Below is a list of the aspects of employment covered by law:
Health and safety
Redundancy and dismissal
Union rights and consultation
Below is a list of the main features of current employment legislation
Employment Act 1996
Equalities and Discrimination laws
Employment Act 2008
Health and safety legislation at work Act 1974
Why do legislation relating to employment exists?
The reason employment law exist is to stop the exploitation of workers by their employers, and to ensure that the employees rights are being followed. If these law didn’t exists them employer would be took advantage of and may not be treated correctly and fairly. The laws cover all aspects that could arise, weither this involves age, gender, disability. The laws protect employees from unfair bosses. if there wasn’t laws then there would be no rules, and companies could do whatever they want. These legislation are also in place to support employers.
Below are sources and types of information and advice available in relation to employment responsibilities and rights:
There are many places you can get information from these could include:
•Citizens Advice Bureau
Describe the terms and conditions of own contract of employment
My contract of employment covers Job Location, as regards to where I am based in my employment. A job description, which describes the duties and responsibilities of my role as a care assistant , Probationary period, this confirms length of probationary period which is 3 month then a full contract will be offered , it will include what is expected of me within that period and also what happens at the end of the probationary period. A description of how much I will be paid, any possible pay raises dependant on gaining certain qualifications. Payroll procedures, this describes how I will be paid, how often and when I will be paid, pay slip information, about the company’s rights to make deductions if over paid or if you left and owed holiday/money for training or CRB.
It will also include information about Hours, this is information on hours I am expected to do and break entitlements. It will describe my holiday entitlement, how to book it and when the leave year commences and ends. It will also include information on length of notice needed to terminate employment by myself or company. It includes information on training states that I am required to attend mandatory training and about the possibilities of further training. Sickness arrangements, details the procedure to follow if I am ill and statutory sick pay entitlements. Confidentiality is included explain the need for confidentiality due to sensitive nature of the business whilst working and after leaving. Data protection, informs of the need for the company to hold personal information on you.
Describe the information shown on our own pay statement
There is a lot of information shown on your pay statement, the amount of wage before any deduction (gross wage) and also your wage after deductions, the amount of tax and national insurance you have paid, your pay statement will also include your national insurance number, your tax code, your pay rate and also any additional information regarding your pay for example sick pay, holiday pay and over time.
The procedure to follow in event of a grievance

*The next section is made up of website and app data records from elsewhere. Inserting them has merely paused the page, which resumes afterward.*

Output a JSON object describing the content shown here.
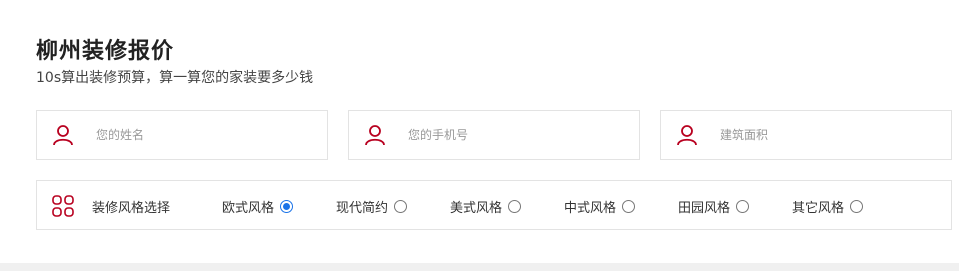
{
  "header": {
    "title": "柳州装修报价",
    "subtitle": "10s算出装修预算，算一算您的家装要多少钱"
  },
  "form": {
    "fields": [
      {
        "icon": "user-icon",
        "placeholder": "您的姓名",
        "value": ""
      },
      {
        "icon": "user-icon",
        "placeholder": "您的手机号",
        "value": ""
      },
      {
        "icon": "user-icon",
        "placeholder": "建筑面积",
        "value": ""
      }
    ],
    "style_select": {
      "icon": "grid-icon",
      "label": "装修风格选择",
      "options": [
        {
          "label": "欧式风格",
          "checked": true
        },
        {
          "label": "现代简约",
          "checked": false
        },
        {
          "label": "美式风格",
          "checked": false
        },
        {
          "label": "中式风格",
          "checked": false
        },
        {
          "label": "田园风格",
          "checked": false
        },
        {
          "label": "其它风格",
          "checked": false
        }
      ]
    }
  },
  "colors": {
    "icon_accent": "#b8001f",
    "radio_checked": "#1a73e8"
  }
}
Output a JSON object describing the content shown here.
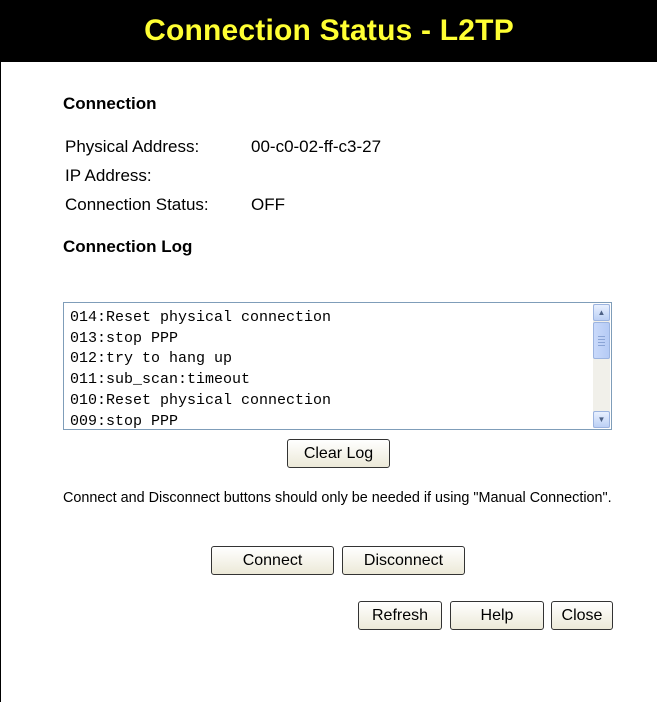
{
  "header": {
    "title": "Connection Status - L2TP",
    "background": "#000000",
    "title_color": "#ffff33"
  },
  "connection": {
    "heading": "Connection",
    "fields": [
      {
        "label": "Physical Address:",
        "value": "00-c0-02-ff-c3-27"
      },
      {
        "label": "IP Address:",
        "value": ""
      },
      {
        "label": "Connection Status:",
        "value": "OFF"
      }
    ]
  },
  "log": {
    "heading": "Connection Log",
    "lines": [
      "014:Reset physical connection",
      "013:stop PPP",
      "012:try to hang up",
      "011:sub_scan:timeout",
      "010:Reset physical connection",
      "009:stop PPP"
    ],
    "scroll_up_icon": "chevron-up",
    "scroll_down_icon": "chevron-down",
    "clear_label": "Clear Log"
  },
  "note": "Connect and Disconnect buttons should only be needed if using \"Manual Connection\".",
  "actions": {
    "connect_label": "Connect",
    "disconnect_label": "Disconnect"
  },
  "footer": {
    "refresh_label": "Refresh",
    "help_label": "Help",
    "close_label": "Close"
  }
}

When you have a grievance, you should write to your employer giving them details of your grievance. Include in your letter how you would like your employer to resolve the problem. Date the letter and keep a copy for yourself. Your employer should arrange an initial meeting to discuss your grievance. The main purpose of the meeting should be to establish the facts and find a way to resolve the problem. You have a legal right to take a representative to the meeting with you. To exercise this right, you must make a request to your employer that someone comes with you. Your representative could be, a colleague, union official, or solicitor. After the meeting your employer should, without unreasonable delay, write to you with their decision. They should set out, where appropriate, what action they intend to take to resolve the grievance.
Identify the personal information that must be kept up to date with own employer
There are several things that must be kept up to date with your employer
• next of kin
• contact number
• Education and qualifications
List the types of information that are held on your personal record and say why you think they are needed
Data an employer can keep about an employee includes:
Date of birth
Education and qualifications
National Insurance number
Details of any known disability
Emergency contact details
They will also keep details about an employee such as:
Employment history with the organisation
Employment terms and conditions
Any accidents connected with work
Any training taken
Any disciplinary action
Who should you inform if you are changing your personal details?
You should always keep your employer informed of any changes in your personal details so that their records are up to date and correct, if you have a change in personal details you should inform your manager as soon as possible so that they information they have for you is correct, this is very important in case of an emergency.
How should your records be stored and who has a right to see them?
Your personal records should be stored safely and securely they should be locked away so that no one can read them, if they are stored on a computer the computer should be password protected. Only your employer and yourself have a right to see your personal records unless you give permission for other people to see them.
Explain agreed ways of working with employer
The agreed ways of working are the codes and policies provided by the employer for the care worker to follow these will include legislation, codes of conducts and employer’s policies and procedures that all care workers should follow when working in a care home setting. It is the responsibility of the care workers to work within the policy guidelines provided and also to ensuring that they are working at the standard expected of them, it is a legal requirement to follow policies and procedures.